Prior to joining the St. Philip Institute team and moving to the Diocese of Tyler, I was living in Tallahassee, Florida, pursuing a PhD in religious studies at Florida State University. Doing coursework in religious studies rather than theology proper was a bit of an adjustment for me, and there were some aspects of it that I didn’t really understand that well or particularly enjoy. However, I always kept my eye out for things that would come in handy in the future or that might be useful in trying to reach out to Catholics from a different background.
In one course, I was studying Islamic family ethics and we were asked to read a book written about the relationship between Catholics and Muslims, particularly on their understanding of the role of women and the idea of the family. The author made an interesting point that Mary is often held out to be the model woman for all Catholics. That’s simple enough, but she went on to claim that this can make life very challenging for Catholics, especially women, because Mary was a totally unique person in that she was preserved from original sin before her birth by the merits of Christ, she would go on to live a totally sinless life, and she furthermore was both a virgin and a mother. Talk about a tough model to follow!
It strikes me that as we consider the role of Mary and her importance in the life of ordinary Catholics, sometimes the dogmas about Mary can make it seem very hard to relate to her. For instance, the Church proclaimed that Mary is the theotokos, the Mother of God, in the year 431 at the Council of Ephesus. This is something all Catholics should profess, but it may be challenging to understand how that can apply to our own lives. The same can be said of most of the Marian doctrines and dogmas.
Perhaps we need a new way to look at Mary, one which can help ordinary Catholics better grasp how we can model our lives after our Blessed Mother even if we’re weak, sinful people and not the immaculately conceived spouses of the Holy Spirit.
So what would this new vision of Mary look like? Perhaps a good way of understanding Mary is to see her as the perfect disciple. Not all Catholics or people will be mothers, or virgins, or sinless, but we are all called to be disciples. In that way, we can take something about Mary that is truly universal, and root our understanding of her in the idea of discipleship. Actually, it’s not a new idea, as we see this very idea, namely Mary as the model disciple, on display in the New Testament. In the synoptic Gospels, we see three accounts of Jesus teaching the crowds when he hears that his mother and other family are nearby and wish to speak with him. In each case, Jesus makes an important distinction between mere human relatives and those who hear the word of God and act on it. The point of this episode is to emphasize that, from Christ’s perspective, hearing God’s word and doing God’s will are actually more indicative of who belongs to Jesus’ family. Thus, while his mother is undoubtedly important simply because she gave birth to Jesus, raised him, fed him, etc., this is all somewhat secondary to the fact that Mary cooperates with God’s will. Indeed it is because Mary is open to God’s will that she consented to become the theotokos, the Mother of the Lord.

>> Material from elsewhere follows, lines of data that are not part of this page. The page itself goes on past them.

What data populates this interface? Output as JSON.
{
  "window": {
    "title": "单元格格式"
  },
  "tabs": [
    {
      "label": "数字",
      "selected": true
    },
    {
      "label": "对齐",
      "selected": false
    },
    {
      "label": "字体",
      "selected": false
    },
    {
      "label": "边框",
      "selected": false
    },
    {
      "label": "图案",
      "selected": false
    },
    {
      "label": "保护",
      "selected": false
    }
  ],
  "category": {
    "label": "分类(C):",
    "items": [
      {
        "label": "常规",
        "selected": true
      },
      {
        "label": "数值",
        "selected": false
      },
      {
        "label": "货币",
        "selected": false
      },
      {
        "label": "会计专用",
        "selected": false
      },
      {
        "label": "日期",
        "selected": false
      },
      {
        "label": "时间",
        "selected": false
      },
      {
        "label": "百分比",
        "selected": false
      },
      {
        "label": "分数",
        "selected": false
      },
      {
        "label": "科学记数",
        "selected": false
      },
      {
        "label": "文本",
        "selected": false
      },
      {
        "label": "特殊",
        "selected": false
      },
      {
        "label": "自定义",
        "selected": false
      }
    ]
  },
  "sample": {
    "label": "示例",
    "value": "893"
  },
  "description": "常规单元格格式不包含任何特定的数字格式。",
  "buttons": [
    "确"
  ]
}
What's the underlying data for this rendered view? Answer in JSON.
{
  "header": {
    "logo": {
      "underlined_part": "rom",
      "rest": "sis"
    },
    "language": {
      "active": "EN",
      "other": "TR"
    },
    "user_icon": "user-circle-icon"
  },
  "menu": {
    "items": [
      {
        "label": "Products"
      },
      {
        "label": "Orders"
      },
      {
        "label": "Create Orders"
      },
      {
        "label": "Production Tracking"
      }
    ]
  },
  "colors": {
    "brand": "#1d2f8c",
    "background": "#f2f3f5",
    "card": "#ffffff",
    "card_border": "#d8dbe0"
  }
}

Jesus’ message to the crowds around him was that his ultimate criterion for communion with him was fidelity to the divine will. And according to this criterion, Mary is the perfect disciple. We see this play out throughout the Gospels. Mary is the one who entrusts the master of ceremonies at the wedding party in Cana to Jesus in their time of need. Her advice: Do whatever he tells you. That’s discipleship plain and simple: Do what Jesus tells you! Even at trying moments, for instance when Mary is told by Simeon of the sword that will pierce her heart, she doesn’t ignore it or question God’s will. Instead, she kept all these mysteries and pondered them in her heart. Mary’s fidelity to the Lord, her closeness to the divine will, allows her to maintain her faith even in the midst of trial and suffering. She is at the cross, when nearly everyone else has abandoned Jesus. It is there where we see her divine motherhood being given to the rest of the Church. This supernatural, spiritual motherhood comes about again, not because Jesus was merely the Mother of the Lord, but because she was, above all, a disciple.
Her role as the mother of all disciples, or as the perfect disciple, is seen even after the Resurrection. At Pentecost, the apostles gathered together in prayer and who is there with them? Mary!
To be clear, this view of Mary as the model of discipleship doesn’t devalue any of the traditional Marian doctrines. But it puts them in a different context. Mary was, of course, gifted in a unique way by God because of her role in salvation history. But seeing her discipleship as the central key can help all of us better relate to Mary and better understand what it might look like to imitate her virtues.
Feature Image: Madonna of the Book by Sandro Botticelli, 1480.